◆ Task to complete
For each line of the data that includes the word "Double", copy the line.
-- Information shown follows --
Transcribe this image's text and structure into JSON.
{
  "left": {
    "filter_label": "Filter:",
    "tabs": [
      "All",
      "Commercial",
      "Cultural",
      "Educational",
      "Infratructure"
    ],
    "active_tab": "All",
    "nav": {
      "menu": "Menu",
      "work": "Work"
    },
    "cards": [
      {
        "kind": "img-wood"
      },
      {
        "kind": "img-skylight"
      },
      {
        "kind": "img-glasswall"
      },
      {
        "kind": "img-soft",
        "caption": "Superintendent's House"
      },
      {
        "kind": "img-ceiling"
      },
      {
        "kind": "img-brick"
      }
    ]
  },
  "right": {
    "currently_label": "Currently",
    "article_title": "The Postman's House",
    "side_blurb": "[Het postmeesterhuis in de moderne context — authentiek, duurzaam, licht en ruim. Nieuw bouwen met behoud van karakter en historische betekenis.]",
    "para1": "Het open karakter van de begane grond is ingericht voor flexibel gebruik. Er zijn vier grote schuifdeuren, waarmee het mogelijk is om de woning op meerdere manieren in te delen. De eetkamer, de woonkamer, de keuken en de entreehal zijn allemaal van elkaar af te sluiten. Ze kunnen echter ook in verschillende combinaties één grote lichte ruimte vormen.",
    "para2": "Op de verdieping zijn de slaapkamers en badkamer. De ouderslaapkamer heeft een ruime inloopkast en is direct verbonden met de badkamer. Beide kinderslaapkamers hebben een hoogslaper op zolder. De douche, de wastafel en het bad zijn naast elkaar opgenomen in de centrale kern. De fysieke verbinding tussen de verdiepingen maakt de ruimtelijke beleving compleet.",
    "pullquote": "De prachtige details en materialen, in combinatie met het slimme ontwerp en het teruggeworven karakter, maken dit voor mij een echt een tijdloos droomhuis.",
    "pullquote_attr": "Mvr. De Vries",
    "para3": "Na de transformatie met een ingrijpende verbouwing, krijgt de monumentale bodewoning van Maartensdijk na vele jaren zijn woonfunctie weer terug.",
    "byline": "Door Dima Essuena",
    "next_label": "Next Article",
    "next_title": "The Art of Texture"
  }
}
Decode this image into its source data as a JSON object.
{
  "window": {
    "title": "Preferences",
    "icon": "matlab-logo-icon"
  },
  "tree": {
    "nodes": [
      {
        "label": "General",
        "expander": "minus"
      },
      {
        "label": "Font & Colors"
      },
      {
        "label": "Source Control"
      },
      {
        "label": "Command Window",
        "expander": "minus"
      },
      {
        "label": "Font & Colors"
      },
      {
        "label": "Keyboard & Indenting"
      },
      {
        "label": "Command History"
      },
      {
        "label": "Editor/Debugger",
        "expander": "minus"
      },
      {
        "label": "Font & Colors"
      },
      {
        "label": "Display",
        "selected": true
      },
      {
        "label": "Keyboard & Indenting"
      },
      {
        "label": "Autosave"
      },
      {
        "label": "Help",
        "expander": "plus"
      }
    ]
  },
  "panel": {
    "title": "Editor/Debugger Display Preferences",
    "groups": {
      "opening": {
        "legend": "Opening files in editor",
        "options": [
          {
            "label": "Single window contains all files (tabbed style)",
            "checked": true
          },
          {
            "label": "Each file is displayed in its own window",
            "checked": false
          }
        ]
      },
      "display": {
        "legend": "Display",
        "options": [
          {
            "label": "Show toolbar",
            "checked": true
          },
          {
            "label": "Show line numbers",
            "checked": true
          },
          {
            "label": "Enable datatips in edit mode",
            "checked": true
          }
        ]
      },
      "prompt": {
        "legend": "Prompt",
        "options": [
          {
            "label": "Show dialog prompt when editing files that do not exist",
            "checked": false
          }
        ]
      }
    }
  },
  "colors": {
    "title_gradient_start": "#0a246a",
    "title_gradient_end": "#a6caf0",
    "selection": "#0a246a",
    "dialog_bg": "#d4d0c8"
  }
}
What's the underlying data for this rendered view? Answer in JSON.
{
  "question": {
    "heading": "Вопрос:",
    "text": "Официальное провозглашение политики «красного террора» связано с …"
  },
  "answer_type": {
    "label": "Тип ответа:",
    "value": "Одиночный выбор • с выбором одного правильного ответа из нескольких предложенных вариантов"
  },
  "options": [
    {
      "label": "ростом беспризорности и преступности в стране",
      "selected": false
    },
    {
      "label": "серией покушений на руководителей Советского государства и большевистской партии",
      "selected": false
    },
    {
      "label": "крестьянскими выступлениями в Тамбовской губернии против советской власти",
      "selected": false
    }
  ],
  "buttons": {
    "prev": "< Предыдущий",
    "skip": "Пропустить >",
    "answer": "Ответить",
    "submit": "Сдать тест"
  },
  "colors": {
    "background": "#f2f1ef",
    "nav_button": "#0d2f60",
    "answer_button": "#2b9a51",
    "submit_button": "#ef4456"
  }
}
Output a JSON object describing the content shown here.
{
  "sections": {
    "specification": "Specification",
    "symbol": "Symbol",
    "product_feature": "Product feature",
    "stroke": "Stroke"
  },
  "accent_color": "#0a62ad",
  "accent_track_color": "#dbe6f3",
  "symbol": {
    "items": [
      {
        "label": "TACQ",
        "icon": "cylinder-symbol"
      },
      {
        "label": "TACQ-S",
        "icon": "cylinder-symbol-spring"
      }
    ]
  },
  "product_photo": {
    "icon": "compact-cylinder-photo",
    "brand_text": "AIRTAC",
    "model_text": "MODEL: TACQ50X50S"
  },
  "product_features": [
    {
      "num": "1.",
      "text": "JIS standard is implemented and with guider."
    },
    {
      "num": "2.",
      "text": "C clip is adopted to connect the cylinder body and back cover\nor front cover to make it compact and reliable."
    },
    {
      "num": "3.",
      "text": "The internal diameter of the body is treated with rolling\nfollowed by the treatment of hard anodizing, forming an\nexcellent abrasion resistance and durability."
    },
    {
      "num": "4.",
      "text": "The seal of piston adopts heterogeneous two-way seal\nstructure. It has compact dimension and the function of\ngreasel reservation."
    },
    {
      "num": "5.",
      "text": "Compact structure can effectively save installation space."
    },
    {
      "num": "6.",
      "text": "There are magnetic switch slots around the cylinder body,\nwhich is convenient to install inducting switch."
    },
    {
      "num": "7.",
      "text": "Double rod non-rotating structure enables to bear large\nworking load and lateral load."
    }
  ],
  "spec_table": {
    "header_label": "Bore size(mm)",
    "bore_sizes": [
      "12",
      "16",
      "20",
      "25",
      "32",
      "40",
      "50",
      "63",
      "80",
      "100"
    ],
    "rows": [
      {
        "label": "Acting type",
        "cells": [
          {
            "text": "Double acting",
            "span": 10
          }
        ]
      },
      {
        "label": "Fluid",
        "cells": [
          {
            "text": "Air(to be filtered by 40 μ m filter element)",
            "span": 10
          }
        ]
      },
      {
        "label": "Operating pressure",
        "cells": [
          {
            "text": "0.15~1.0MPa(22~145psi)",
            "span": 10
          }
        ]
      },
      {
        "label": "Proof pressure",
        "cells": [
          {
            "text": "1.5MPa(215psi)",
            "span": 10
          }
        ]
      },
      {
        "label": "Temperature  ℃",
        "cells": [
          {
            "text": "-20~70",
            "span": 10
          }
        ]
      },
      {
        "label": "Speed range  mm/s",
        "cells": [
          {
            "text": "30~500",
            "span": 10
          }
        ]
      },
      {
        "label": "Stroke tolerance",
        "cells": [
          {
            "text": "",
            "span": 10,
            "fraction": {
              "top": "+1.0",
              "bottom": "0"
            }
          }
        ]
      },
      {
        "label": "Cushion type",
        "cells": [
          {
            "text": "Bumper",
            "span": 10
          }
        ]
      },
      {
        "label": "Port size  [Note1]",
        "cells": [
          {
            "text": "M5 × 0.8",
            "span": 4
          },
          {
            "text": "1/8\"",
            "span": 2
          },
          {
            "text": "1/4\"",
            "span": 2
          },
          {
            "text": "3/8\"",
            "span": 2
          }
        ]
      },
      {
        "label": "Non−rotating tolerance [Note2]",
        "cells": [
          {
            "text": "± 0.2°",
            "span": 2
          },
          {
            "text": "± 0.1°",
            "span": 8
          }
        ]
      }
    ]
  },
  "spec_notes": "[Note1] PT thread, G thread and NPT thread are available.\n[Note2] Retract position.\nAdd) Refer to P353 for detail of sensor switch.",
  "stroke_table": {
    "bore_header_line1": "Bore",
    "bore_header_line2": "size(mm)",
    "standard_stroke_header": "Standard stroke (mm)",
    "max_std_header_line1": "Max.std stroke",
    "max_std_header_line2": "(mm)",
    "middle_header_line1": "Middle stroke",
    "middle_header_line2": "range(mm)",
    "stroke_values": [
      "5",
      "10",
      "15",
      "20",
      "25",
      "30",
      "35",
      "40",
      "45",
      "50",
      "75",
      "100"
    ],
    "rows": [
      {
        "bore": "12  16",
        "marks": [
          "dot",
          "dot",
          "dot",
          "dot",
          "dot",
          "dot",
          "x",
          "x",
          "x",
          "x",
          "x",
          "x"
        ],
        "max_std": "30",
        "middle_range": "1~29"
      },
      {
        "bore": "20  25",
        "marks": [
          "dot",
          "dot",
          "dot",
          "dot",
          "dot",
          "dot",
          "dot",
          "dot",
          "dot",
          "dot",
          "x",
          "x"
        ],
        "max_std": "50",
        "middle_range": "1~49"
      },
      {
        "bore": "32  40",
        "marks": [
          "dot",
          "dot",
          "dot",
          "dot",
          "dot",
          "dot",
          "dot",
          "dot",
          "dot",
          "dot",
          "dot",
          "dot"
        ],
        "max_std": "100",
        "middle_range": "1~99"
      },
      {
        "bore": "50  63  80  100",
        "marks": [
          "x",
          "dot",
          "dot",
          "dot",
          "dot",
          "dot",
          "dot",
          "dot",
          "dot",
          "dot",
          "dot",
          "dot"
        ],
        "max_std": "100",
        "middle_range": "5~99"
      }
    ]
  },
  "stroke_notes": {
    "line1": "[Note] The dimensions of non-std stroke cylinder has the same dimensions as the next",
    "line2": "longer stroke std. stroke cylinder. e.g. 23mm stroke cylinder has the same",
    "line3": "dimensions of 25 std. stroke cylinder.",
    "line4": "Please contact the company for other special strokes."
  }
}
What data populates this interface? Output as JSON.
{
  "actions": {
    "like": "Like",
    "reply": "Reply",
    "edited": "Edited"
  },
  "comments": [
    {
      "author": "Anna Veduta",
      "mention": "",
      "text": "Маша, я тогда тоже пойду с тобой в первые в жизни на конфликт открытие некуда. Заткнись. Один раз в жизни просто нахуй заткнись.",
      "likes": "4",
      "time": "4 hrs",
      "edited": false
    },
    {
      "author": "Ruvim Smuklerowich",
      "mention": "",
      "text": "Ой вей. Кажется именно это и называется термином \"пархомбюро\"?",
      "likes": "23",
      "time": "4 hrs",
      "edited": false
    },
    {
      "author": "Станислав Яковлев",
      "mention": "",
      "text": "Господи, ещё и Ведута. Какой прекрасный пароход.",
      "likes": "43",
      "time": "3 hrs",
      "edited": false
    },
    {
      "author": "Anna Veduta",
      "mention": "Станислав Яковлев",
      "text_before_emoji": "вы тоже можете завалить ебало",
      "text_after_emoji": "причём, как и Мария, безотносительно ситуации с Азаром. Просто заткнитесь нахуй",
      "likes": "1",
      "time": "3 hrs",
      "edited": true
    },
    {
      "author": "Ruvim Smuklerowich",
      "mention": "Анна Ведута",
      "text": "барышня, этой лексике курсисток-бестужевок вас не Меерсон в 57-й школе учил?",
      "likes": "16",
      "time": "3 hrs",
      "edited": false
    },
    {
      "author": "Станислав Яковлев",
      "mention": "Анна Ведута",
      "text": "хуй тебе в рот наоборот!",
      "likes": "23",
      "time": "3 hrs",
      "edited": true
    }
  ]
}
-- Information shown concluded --
◆ Response below
      "text": "Double rod non-rotating structure enables to bear large\nworking load and lateral load."
            "text": "Double acting",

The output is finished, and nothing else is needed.